───── Supplied data

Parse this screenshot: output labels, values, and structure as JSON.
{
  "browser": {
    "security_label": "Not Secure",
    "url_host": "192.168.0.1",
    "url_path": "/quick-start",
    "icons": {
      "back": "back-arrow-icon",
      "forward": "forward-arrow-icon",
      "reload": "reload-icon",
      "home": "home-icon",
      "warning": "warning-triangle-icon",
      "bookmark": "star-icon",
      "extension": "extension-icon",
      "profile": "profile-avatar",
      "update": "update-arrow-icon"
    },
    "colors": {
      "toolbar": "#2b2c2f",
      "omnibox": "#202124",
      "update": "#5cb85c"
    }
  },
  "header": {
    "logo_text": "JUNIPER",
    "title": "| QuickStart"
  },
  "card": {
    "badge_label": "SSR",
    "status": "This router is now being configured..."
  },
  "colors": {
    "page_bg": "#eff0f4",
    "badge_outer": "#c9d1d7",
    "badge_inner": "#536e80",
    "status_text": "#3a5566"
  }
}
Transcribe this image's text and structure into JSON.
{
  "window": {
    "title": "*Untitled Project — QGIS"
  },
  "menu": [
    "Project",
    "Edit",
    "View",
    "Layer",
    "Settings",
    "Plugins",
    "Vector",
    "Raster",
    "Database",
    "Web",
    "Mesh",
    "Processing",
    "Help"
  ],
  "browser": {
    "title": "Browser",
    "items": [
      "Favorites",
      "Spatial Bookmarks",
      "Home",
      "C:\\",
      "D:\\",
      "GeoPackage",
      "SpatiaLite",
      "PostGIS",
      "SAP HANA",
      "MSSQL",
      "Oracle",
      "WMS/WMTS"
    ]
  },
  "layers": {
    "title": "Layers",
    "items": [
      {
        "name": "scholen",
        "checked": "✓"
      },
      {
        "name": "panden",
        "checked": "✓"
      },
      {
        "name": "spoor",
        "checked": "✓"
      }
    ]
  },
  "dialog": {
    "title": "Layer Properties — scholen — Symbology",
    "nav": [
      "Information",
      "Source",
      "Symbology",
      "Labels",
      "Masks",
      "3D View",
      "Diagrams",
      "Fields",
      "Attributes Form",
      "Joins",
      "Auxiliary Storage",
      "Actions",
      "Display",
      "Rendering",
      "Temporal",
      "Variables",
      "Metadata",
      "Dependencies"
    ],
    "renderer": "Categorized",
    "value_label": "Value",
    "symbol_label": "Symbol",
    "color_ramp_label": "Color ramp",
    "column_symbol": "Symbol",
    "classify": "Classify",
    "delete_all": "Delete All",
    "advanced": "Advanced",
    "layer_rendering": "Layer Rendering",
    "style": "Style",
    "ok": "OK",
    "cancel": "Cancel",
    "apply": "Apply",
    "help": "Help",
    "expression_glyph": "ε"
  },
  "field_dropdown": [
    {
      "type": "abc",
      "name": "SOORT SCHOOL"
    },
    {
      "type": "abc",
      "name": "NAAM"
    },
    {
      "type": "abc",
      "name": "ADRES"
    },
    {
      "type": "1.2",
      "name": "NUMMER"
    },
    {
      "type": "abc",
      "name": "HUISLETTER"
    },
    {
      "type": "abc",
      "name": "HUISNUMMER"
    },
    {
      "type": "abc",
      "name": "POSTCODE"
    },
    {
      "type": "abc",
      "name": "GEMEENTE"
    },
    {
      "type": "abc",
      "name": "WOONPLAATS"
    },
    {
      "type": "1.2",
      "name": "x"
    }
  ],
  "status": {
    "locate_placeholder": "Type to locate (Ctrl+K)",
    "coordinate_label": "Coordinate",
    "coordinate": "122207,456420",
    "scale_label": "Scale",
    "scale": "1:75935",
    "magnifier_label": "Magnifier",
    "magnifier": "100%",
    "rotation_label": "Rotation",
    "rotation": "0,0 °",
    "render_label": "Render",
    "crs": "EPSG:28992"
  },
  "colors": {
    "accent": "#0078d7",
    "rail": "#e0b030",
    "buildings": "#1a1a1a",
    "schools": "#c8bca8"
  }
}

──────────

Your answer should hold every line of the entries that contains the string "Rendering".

- [Task solution]:
      "Rendering",
    "layer_rendering": "Layer Rendering",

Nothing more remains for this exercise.